Right on time, Dan launches a near non-stop patter that starts with some of his theories on learning to draw (which in a nutshell, seems to be, if it’s not fun you’re not doing it right) and quickly leads, or rather heaves, us into the first exercise – which requires only that the person have at least one working eye, a hand with a pencil in it, and no other previous skill or knowledge whatsoever in putting sharpened end to sheet. All of this is backed by an eclectic music soundtrack which distracts (and liberates) the drawer from worrying too much about what’s going on between pencil and paper.
The tutor, a professional artist himself, employs exercises that are traditional/familiar to most makers (blind contour, gesture, negative spaces, etc.) yet he conducts the two-hour session in a fresh, unconventional manner with a smoothly practiced script, energetic music, and simple art supplies. Naturally, any wobbly anxieties the person came in the door with is soon dispersed by a glass of wine, the very informal setting, and the teacher’s easy-going attitude.
Speaking of which, the tutor engaged very infrequently with individual students. I suspect this was purposeful, so the student didn’t feel in any way they were under assessment, and also in keeping with the aims of the class in the first place, which is not necessarily to accurately reproduce a 3-D form on a 2-D plane but to have fun trying. Clearly, Dan’s all about quickly building confidence while at the same time, helping us experience the joy of learning something new.
As for cost, “Drink-and-Draw” is only £7 for the two-hour session, and includes access to a rainbow of drawing materials (you’re on your own for the drink). So with a gin-and-tonic, one DND costs around the same as a single session at Royal Drawing School, but without further commitment, and without taking itself quite so seriously.
Summary: “fresh and unconventional” setting and lesson delivery; focus on experimentation, building confidence, and joy of learning, through drawing
Related links and stories
- Sign up for courses at Royal Drawing School – painting, drawing, etching and more
- Book a session (or two) to Drink-and-Draw – every other Wednesday at The Exhibit in Balham
- Learn about The Big Draw and Campaign for Drawing – According to the charity Campaign for Drawing, there is no language more universal than that of drawing, calling it “…a powerful tool for invention, for communicating…for its power to engage people…and contribute to society…”

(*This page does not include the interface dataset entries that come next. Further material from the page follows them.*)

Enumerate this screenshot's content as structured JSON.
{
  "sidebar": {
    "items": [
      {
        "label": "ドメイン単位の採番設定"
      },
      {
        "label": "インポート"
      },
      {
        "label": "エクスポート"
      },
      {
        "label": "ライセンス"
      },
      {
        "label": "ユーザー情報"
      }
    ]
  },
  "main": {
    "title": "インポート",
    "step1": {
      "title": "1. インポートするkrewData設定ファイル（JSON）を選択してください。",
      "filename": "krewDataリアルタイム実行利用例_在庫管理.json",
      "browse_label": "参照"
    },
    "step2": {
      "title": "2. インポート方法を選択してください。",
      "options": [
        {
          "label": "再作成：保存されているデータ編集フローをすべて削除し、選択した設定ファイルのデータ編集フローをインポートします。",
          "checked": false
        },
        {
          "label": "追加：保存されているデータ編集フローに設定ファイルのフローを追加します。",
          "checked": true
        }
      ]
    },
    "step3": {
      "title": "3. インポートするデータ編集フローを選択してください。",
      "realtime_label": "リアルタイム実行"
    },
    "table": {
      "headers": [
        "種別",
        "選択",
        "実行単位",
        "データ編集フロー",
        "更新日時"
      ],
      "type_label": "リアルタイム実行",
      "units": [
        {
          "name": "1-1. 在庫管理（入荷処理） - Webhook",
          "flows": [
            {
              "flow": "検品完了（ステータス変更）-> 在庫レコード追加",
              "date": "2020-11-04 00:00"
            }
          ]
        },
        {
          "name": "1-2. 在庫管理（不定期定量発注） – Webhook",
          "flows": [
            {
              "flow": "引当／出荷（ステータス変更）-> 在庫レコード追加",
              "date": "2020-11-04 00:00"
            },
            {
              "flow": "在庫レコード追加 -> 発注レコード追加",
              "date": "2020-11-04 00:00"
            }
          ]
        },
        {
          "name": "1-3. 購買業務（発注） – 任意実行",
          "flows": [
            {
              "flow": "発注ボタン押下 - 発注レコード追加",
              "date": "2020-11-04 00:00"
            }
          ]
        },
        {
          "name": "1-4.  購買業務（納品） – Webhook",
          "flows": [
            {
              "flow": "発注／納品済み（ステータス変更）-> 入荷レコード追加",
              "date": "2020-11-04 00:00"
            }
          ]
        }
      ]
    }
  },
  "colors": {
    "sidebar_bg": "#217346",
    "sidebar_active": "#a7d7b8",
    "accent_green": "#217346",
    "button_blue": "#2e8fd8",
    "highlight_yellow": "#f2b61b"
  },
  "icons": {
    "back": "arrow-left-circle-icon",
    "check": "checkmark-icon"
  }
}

- “Drawing and drinking… it’s London’s hottest new night out” by Nick Curtis in the Evening Standard – 16 October 2014 – “For all that Prince Charles believes drawing is declining in the face of conceptualism and other more fashionable disciplines, I sense a revival in the art as a social pastime as well as a means of personal expression.”
- “Jerwood Drawing Prize 2013 celebrates contemporary drawing where videos win prizes too – London” – 25 September 2013 in kelise72.com